The central premise behind the idea that The Future of Work is Human is that there are things that robots can do better than us, and there are things that humans can do that robots can’t. So, the argument runs, let’s focus on building robots to do the things they are good at. We know for example, that a free app or even a simple pocket calculator can provide the answer to the sum 543,816 divided by 37,443 faster than a maths professor. We also know that a three year old girl can differentiate between a photo of an egg and a photo of a pebble far more accurately than a powerful computer.
The future of work is human because the rapid development of robots (my shorthand term for a whole host of new tech) enables us to free up the complex and amazing human being from shelf stacking, refuse collection and repetitive administrative processes. These humans can then be put to work using their unique human abilities and potential.

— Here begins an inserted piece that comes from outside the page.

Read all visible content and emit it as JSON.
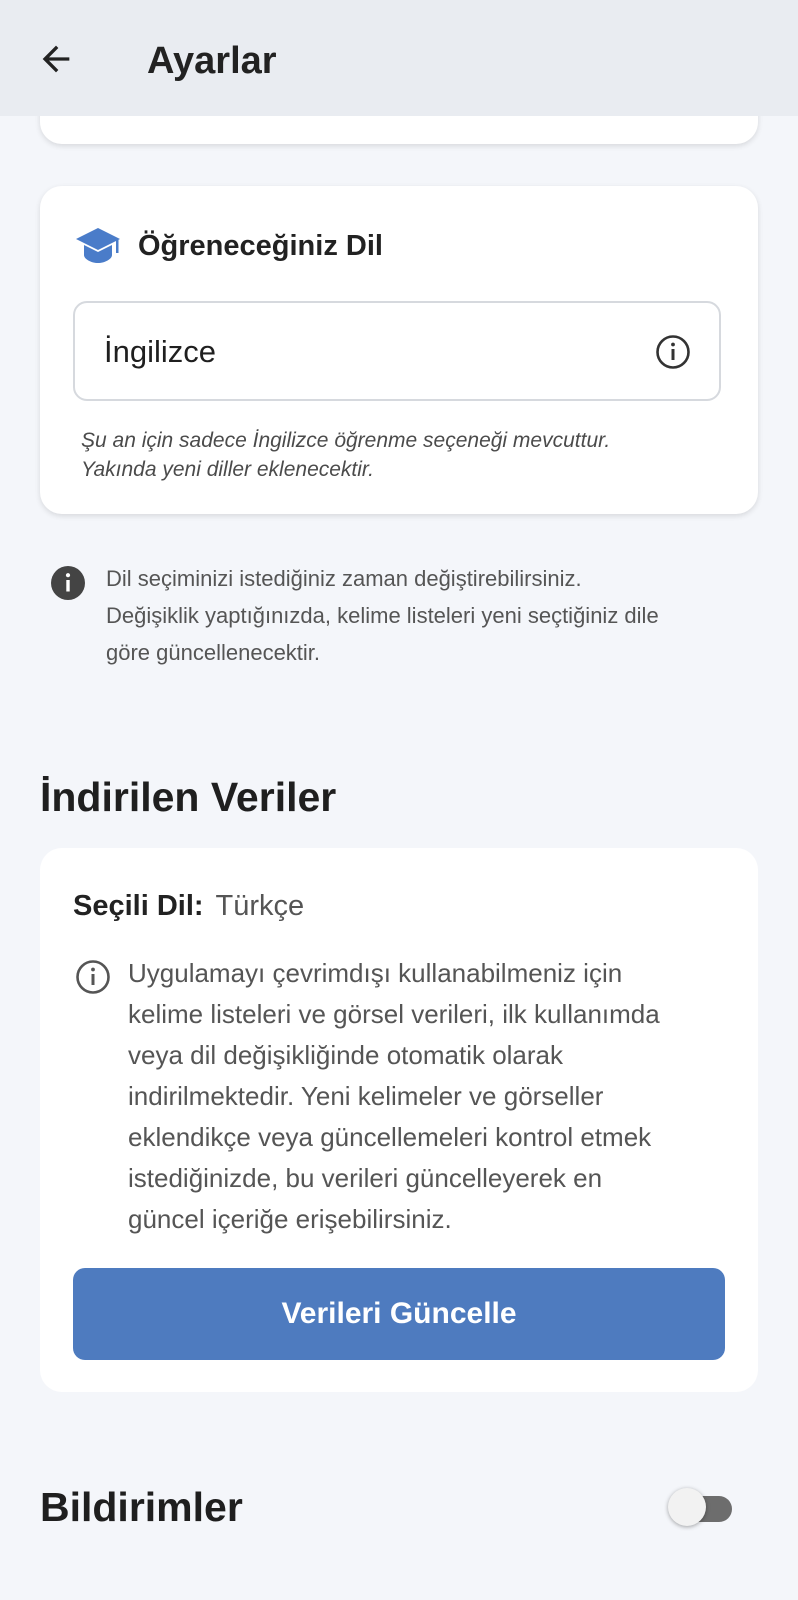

Of course, it doesn’t take long before these discussions move quickly to emotion. Although there is an acceptance of the kind of fundamental ‘cog-nitive’ differences between people and robots, it is when we move into the area of emotion that people really get excited. The conversation turns sharply to ideas of ’emotional intelligence’, ’empathy’ and ‘understanding’. There is enormous power in these ideas and it is a great short cut into the whole area of the future of work being human (particularly for HR people).
The danger with this way of thinking is that we begin to narrow our idea of being human too much. That the person is an emotional, expressive being measured by the size of the gap between the warm human and the cold machine. This has begin to extend into criticisms of those, particularly public figures, who keep their emotions private. We know that some humans are less expressive than others and internalise or share their feelings in different ways. We need to challenge this sub-narrative that those people are ‘repressed’ a ‘cold fish’ or somehow score less on the ‘how human are you?’ test.
The exciting concept about the future of work for me is that it is not a linear unfolding. Our new paradigms need to be of unpredictable events and movements. We don’t believe in acorns growing into oak trees any more. We need to be cautious of ideas built on a model that an emotionally insular person, goes through a process of emotionalisation and comes out the other end as an expressive fully formed human. The new reality is that there is no beginning, middle and end. The metamorphosis is never complete and permanance is replaced by transcience. Simplicity is rejected in favour of embracing complexity.
It was a mistake to ever talk about the human condition. As our idea of humanity develops – challenged by an implosion of the future into the present – we can’t lose sight of the principle that there is no such thing as a single template of what it is to be human.